GOAL OF THE EXERCISE:
Below are the records; copy each line in which "Response" can be found.
----------------
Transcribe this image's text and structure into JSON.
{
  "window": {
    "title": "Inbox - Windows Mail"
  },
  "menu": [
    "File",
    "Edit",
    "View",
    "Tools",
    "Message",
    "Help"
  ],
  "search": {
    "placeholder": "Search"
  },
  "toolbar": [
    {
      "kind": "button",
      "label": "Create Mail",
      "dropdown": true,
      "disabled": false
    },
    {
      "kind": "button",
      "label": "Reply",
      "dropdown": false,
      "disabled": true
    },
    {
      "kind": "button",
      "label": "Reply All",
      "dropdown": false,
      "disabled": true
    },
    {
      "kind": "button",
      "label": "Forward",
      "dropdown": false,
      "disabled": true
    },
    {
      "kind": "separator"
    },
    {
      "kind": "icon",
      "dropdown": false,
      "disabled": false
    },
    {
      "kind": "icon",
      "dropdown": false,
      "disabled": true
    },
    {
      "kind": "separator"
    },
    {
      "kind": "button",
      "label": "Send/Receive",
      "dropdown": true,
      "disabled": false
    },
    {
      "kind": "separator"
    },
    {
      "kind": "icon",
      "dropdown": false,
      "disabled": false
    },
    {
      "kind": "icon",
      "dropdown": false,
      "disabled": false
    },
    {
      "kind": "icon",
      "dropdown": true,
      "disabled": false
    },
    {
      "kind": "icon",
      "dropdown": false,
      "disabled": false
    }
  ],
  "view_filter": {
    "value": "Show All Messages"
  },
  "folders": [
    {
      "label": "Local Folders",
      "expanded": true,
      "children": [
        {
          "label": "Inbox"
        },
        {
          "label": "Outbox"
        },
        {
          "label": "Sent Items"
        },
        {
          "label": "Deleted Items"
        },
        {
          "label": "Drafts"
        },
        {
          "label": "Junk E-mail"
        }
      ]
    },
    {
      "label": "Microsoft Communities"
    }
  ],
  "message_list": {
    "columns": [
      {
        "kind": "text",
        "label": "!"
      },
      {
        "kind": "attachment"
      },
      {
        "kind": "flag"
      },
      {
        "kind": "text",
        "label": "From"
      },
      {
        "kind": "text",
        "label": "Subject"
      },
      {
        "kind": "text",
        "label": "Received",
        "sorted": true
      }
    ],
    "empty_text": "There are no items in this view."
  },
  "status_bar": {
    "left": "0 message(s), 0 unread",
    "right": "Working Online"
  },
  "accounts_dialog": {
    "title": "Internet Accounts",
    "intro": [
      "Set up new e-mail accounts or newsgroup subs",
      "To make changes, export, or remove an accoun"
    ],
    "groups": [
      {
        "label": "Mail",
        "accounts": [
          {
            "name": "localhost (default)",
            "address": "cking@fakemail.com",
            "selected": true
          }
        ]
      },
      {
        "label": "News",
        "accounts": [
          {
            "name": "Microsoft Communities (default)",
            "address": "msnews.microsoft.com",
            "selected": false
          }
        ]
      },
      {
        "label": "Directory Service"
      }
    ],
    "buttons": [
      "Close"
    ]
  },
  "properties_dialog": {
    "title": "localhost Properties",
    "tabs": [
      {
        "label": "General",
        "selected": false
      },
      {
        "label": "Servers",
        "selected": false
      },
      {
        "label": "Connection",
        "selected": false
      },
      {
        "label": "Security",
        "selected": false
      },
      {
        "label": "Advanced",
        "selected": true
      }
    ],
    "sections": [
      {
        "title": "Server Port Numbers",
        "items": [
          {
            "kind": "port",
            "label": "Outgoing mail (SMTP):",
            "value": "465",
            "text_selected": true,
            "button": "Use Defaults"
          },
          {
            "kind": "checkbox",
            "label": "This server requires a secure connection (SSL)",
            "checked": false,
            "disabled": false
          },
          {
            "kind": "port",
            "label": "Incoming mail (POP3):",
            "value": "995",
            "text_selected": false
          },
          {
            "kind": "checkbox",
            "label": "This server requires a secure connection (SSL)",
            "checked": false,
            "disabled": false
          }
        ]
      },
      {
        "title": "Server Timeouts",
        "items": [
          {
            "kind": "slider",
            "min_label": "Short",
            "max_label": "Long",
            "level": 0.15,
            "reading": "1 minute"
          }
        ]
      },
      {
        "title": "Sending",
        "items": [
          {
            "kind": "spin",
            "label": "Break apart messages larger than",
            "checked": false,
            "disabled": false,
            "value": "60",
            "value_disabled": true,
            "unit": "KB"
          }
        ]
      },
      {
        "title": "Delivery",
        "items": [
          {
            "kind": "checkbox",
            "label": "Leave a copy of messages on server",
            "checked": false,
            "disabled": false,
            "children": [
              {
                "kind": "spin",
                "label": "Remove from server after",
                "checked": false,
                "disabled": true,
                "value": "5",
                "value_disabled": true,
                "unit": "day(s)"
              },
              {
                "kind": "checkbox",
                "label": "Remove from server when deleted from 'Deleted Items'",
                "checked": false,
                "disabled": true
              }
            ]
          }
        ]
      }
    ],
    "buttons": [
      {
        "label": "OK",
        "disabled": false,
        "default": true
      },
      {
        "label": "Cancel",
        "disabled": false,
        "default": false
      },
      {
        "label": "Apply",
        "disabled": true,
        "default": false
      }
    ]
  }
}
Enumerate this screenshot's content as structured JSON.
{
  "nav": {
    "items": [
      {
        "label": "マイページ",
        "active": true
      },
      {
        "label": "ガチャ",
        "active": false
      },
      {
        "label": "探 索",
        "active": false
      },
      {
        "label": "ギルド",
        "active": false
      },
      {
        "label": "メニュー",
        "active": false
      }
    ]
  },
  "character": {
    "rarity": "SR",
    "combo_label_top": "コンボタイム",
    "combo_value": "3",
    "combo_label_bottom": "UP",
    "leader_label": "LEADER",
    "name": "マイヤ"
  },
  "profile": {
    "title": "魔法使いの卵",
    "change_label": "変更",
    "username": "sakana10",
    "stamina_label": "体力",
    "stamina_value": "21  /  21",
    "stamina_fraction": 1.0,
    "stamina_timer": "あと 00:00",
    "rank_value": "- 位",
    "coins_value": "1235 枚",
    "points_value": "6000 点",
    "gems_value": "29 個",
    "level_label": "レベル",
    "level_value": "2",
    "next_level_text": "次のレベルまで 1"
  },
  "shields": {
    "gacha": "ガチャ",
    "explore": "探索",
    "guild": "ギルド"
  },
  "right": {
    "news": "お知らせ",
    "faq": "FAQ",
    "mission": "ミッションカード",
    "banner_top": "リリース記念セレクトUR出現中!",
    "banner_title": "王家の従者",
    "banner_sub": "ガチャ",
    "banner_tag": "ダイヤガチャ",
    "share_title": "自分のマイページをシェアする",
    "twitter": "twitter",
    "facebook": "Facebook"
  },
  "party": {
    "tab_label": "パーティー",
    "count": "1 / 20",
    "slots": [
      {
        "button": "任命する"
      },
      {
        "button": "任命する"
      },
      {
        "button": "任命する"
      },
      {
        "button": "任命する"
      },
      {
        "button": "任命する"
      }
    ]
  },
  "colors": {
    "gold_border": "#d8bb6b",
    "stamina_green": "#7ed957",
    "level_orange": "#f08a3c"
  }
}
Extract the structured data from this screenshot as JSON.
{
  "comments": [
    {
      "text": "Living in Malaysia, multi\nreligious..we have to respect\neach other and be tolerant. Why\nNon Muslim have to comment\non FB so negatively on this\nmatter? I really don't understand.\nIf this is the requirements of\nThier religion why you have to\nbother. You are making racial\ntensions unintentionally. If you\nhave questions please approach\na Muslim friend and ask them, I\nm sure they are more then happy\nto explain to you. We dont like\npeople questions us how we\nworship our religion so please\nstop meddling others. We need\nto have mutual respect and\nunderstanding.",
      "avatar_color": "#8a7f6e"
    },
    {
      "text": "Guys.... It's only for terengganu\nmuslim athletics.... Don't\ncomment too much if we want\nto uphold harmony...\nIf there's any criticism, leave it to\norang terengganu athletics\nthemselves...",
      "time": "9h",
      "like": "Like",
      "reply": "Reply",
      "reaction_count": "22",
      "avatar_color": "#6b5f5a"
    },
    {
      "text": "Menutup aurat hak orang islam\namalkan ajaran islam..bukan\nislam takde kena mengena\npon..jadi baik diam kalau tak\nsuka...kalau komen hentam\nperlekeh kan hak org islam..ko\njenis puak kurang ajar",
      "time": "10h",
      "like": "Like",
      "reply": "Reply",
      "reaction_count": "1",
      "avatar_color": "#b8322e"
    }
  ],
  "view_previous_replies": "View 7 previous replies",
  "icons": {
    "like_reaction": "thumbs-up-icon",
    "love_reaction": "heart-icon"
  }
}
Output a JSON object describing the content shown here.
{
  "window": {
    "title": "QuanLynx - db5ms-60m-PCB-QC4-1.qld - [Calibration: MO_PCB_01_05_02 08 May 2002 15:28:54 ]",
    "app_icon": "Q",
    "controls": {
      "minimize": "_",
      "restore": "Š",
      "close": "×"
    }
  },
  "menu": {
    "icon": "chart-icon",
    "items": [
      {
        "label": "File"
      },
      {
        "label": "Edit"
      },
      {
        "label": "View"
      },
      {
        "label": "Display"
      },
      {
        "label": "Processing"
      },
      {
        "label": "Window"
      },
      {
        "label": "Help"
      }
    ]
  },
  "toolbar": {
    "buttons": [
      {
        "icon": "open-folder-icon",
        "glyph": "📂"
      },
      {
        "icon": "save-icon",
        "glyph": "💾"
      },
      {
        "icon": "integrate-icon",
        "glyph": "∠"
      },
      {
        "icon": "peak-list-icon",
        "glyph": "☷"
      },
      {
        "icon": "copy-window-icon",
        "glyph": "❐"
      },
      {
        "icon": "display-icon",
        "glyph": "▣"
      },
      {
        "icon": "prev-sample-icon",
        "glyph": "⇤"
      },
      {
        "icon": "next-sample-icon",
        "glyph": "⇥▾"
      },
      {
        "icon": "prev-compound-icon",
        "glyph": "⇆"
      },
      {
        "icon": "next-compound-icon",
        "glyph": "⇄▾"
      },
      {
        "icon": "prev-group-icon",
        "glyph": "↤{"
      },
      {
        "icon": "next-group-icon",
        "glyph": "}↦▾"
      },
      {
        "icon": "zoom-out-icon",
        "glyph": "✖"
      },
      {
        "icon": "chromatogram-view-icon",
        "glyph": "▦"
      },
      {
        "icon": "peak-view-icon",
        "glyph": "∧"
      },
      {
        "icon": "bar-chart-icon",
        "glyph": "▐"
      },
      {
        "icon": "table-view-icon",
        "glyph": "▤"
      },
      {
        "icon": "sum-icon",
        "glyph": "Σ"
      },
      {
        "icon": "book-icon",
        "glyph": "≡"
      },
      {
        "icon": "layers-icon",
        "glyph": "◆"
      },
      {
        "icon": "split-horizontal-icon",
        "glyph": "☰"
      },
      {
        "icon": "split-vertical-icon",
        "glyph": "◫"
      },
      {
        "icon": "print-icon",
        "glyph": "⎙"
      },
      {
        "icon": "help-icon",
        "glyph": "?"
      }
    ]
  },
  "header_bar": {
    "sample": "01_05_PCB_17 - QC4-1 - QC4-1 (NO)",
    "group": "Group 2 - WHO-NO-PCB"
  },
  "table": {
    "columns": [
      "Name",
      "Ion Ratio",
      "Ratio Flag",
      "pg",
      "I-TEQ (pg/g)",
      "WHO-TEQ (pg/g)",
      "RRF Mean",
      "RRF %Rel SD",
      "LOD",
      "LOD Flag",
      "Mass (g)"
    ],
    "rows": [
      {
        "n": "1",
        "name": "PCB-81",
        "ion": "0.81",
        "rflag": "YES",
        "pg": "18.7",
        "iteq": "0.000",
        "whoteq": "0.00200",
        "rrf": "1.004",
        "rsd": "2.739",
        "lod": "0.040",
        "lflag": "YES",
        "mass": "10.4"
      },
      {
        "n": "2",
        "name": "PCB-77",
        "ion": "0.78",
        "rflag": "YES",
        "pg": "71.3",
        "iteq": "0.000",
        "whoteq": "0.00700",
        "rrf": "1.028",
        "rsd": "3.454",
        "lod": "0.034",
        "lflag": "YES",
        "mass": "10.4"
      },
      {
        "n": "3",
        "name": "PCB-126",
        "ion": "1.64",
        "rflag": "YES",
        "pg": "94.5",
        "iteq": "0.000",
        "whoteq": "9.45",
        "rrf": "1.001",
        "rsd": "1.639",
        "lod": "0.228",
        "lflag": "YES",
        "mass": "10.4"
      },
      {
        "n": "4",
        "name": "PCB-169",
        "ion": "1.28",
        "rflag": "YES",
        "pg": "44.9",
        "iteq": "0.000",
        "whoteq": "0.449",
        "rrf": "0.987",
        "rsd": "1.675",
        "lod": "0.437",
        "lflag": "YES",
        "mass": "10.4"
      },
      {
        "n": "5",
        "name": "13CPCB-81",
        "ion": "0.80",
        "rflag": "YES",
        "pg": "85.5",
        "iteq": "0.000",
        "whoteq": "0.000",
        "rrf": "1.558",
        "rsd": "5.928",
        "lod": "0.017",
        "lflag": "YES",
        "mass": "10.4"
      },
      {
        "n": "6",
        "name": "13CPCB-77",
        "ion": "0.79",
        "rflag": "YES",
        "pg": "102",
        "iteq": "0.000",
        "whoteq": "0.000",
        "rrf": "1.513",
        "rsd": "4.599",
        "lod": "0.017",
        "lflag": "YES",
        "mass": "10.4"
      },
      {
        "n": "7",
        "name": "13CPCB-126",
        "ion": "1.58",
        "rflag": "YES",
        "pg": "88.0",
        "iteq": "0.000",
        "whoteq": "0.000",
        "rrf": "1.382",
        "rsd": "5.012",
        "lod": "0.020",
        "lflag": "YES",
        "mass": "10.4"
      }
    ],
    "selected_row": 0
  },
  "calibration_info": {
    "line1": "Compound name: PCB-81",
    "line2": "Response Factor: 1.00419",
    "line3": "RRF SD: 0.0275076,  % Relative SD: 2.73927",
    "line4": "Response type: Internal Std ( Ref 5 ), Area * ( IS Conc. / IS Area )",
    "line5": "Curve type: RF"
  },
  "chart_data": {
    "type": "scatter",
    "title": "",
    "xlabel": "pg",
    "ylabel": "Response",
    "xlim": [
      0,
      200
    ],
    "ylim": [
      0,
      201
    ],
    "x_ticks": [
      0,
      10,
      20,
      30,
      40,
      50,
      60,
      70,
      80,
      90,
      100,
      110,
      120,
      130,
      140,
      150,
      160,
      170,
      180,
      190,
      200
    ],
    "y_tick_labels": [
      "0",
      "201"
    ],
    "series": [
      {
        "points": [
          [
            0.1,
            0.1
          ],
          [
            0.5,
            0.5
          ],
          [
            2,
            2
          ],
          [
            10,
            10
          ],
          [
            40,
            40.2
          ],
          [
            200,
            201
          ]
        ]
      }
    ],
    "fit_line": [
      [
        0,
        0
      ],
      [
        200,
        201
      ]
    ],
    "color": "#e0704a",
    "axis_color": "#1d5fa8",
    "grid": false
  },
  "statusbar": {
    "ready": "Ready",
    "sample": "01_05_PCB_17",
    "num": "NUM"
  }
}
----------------
EXPECTED ANSWER:
    "line2": "Response Factor: 1.00419",
    "line4": "Response type: Internal Std ( Ref 5 ), Area * ( IS Conc. / IS Area )",
    "ylabel": "Response",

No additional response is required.